This is what happens when you fire a .50 cal inside an enclosed space.
Every firearms enthusiast knows the importance of hearing protection. Too much time on the range without it could result in partial or total hearing loss. However, there are instances where you just do not have time to grab it.
Jerry Miculek, the world's fastest shooter talked with a police officer who once had to discharge a .357 inside a vehicle, resulting in permanent hearing damage. The incident got Jerry thinking. How much louder is a firearm in an enclosed space?
He decided to do an experiment find out for himself. Jerry builds a setup to shoot various firearms inside a vehicle and uses a meter to measure the sound. This experiment starts off with the tiny .22 long rifle and works its way up to a Barrett chambered in .50 BMG!
This was one of the more interesting and informative firearms experiments we have seen in a long time. For reference, most medical professionals say that 85 decibels can permanently damage a human's hearing. In the case of the .50 BMG, it topped out at 123.7 decibels. Keep in mind that reading was taken through the car's windshield. It may have been even louder inside.
We cannot believe how much the windshield deflected that .50 caliber round and caused it to keyhole. Who would have thought?
This experiment showed that even the tiny .22 long rifle may damage your hearing if you discharge a round from the confines of your vehicle. That handgun registered 102 decibels, which is near the same level as a rock concert.
Another thing this experiment shows is yet another flaw of firearms being portrayed in the movies.

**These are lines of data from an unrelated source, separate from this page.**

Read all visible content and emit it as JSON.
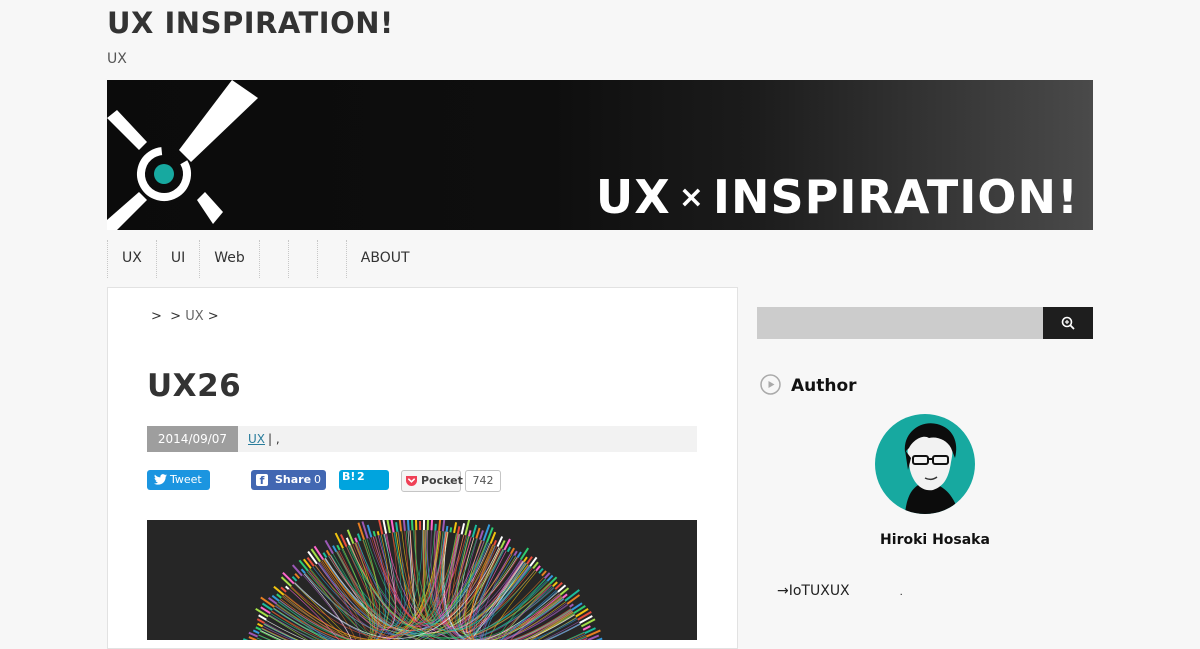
{
  "site": {
    "title": "UX INSPIRATION!",
    "description": "UX"
  },
  "banner": {
    "text_left": "UX",
    "text_x": "×",
    "text_right": "INSPIRATION!",
    "accent_color": "#17a9a0"
  },
  "nav": {
    "items": [
      "UX",
      "UI",
      "Web",
      "",
      "",
      "",
      "ABOUT"
    ]
  },
  "breadcrumb": {
    "sep1": ">",
    "sep2": ">",
    "category": "UX",
    "sep3": ">"
  },
  "post": {
    "title": "UX26",
    "date": "2014/09/07",
    "category": "UX",
    "meta_sep": "| ,"
  },
  "share": {
    "tweet_label": "Tweet",
    "facebook_label": "Share",
    "facebook_count": "0",
    "hatena_mark": "B!",
    "hatena_count": "2",
    "pocket_label": "Pocket",
    "pocket_count": "742"
  },
  "sidebar": {
    "search": {
      "placeholder": "",
      "icon": "search-icon"
    },
    "author": {
      "heading": "Author",
      "name": "Hiroki Hosaka",
      "bio": "→IoTUXUX",
      "bio_dot": "."
    }
  },
  "colors": {
    "tweet": "#1b95e0",
    "facebook": "#4267b2",
    "hatena": "#00a4de",
    "avatar_bg": "#17a9a0",
    "link": "#2a7d9c"
  }
}
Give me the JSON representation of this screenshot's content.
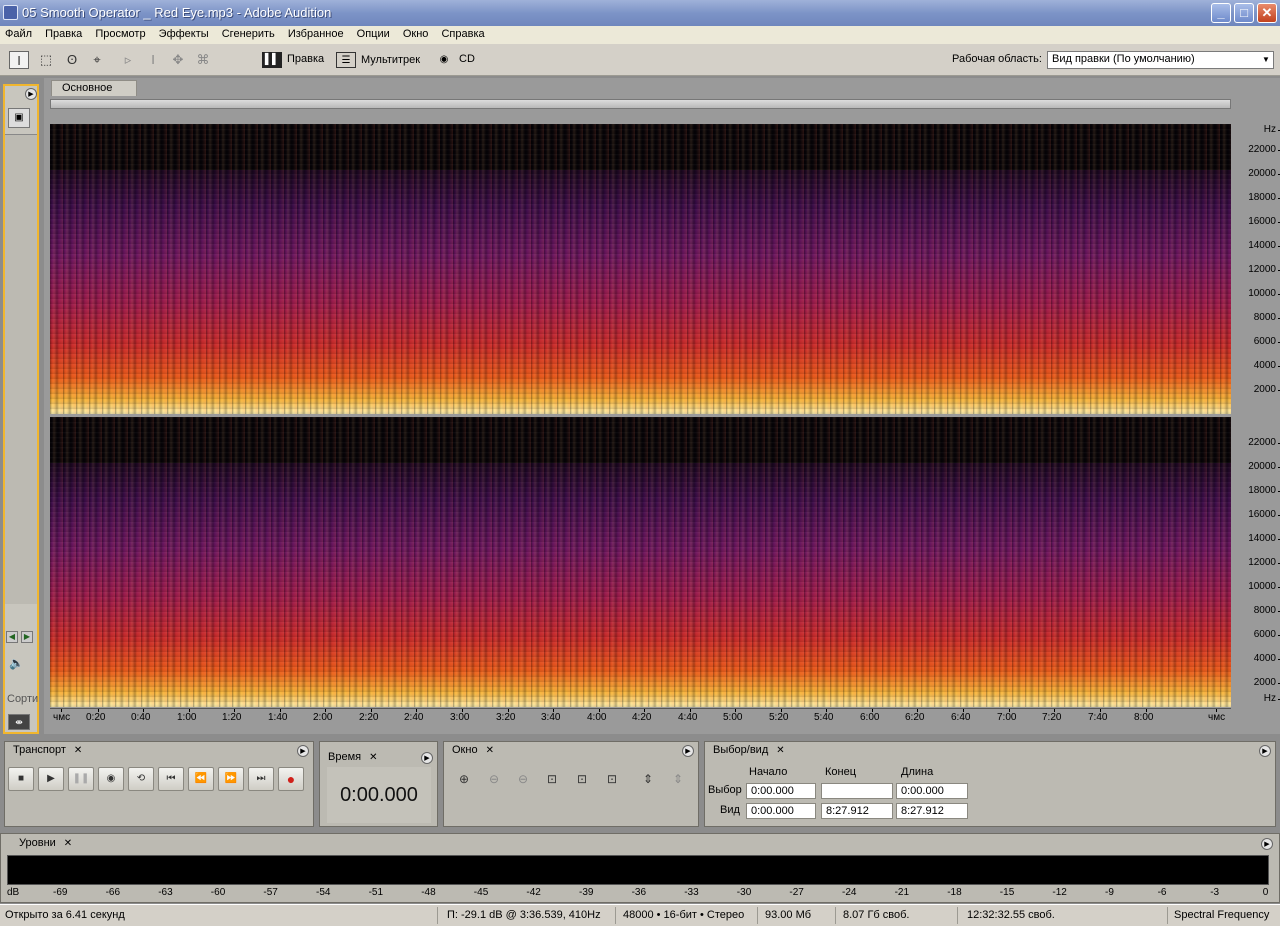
{
  "window": {
    "title": "05 Smooth Operator _ Red Eye.mp3 - Adobe Audition",
    "minimize": "_",
    "maximize": "□",
    "close": "✕"
  },
  "menu": [
    "Файл",
    "Правка",
    "Просмотр",
    "Эффекты",
    "Сгенерить",
    "Избранное",
    "Опции",
    "Окно",
    "Справка"
  ],
  "toolbar": {
    "views": [
      {
        "label": "Правка",
        "icon": "waveform-icon"
      },
      {
        "label": "Мультитрек",
        "icon": "multitrack-icon"
      },
      {
        "label": "CD",
        "icon": "cd-icon"
      }
    ],
    "workspace_label": "Рабочая область:",
    "workspace_value": "Вид правки (По умолчанию)"
  },
  "left_panel": {
    "sort_label": "Сорти"
  },
  "editor": {
    "tab": "Основное",
    "hz_labels": [
      "Hz",
      "22000",
      "20000",
      "18000",
      "16000",
      "14000",
      "12000",
      "10000",
      "8000",
      "6000",
      "4000",
      "2000"
    ],
    "hz_labels_bottom": [
      "22000",
      "20000",
      "18000",
      "16000",
      "14000",
      "12000",
      "10000",
      "8000",
      "6000",
      "4000",
      "2000",
      "Hz"
    ],
    "time_labels": [
      "чмс",
      "0:20",
      "0:40",
      "1:00",
      "1:20",
      "1:40",
      "2:00",
      "2:20",
      "2:40",
      "3:00",
      "3:20",
      "3:40",
      "4:00",
      "4:20",
      "4:40",
      "5:00",
      "5:20",
      "5:40",
      "6:00",
      "6:20",
      "6:40",
      "7:00",
      "7:20",
      "7:40",
      "8:00",
      "чмс"
    ],
    "colors": {
      "low": "#fff2b0",
      "mid": "#c92a2a",
      "high": "#3b0c4a"
    }
  },
  "transport": {
    "title": "Транспорт",
    "buttons": [
      "stop-icon",
      "play-icon",
      "pause-icon",
      "play-from-cursor-icon",
      "loop-icon",
      "go-start-icon",
      "rewind-icon",
      "fast-forward-icon",
      "go-end-icon",
      "record-icon"
    ]
  },
  "time": {
    "title": "Время",
    "value": "0:00.000"
  },
  "zoom": {
    "title": "Окно"
  },
  "selection": {
    "title": "Выбор/вид",
    "col_start": "Начало",
    "col_end": "Конец",
    "col_length": "Длина",
    "row_sel": "Выбор",
    "row_view": "Вид",
    "sel_start": "0:00.000",
    "sel_end": "",
    "sel_length": "0:00.000",
    "view_start": "0:00.000",
    "view_end": "8:27.912",
    "view_length": "8:27.912"
  },
  "levels": {
    "title": "Уровни",
    "scale": [
      "dB",
      "-69",
      "-66",
      "-63",
      "-60",
      "-57",
      "-54",
      "-51",
      "-48",
      "-45",
      "-42",
      "-39",
      "-36",
      "-33",
      "-30",
      "-27",
      "-24",
      "-21",
      "-18",
      "-15",
      "-12",
      "-9",
      "-6",
      "-3",
      "0"
    ]
  },
  "status": {
    "opened": "Открыто за 6.41 секунд",
    "cursor": "П: -29.1 dB @  3:36.539, 410Hz",
    "format": "48000 • 16-бит • Стерео",
    "size": "93.00 Мб",
    "free": "8.07 Гб своб.",
    "free_time": "12:32:32.55 своб.",
    "view_mode": "Spectral Frequency"
  }
}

We have lost count of all the movies we have watched where people are discharging firearms in the confined space of a car with no negative repercussions to their hearing.
Thanks for the fascinating experiment Jerry and the reminder to wear hearing protection the next time we are at the range!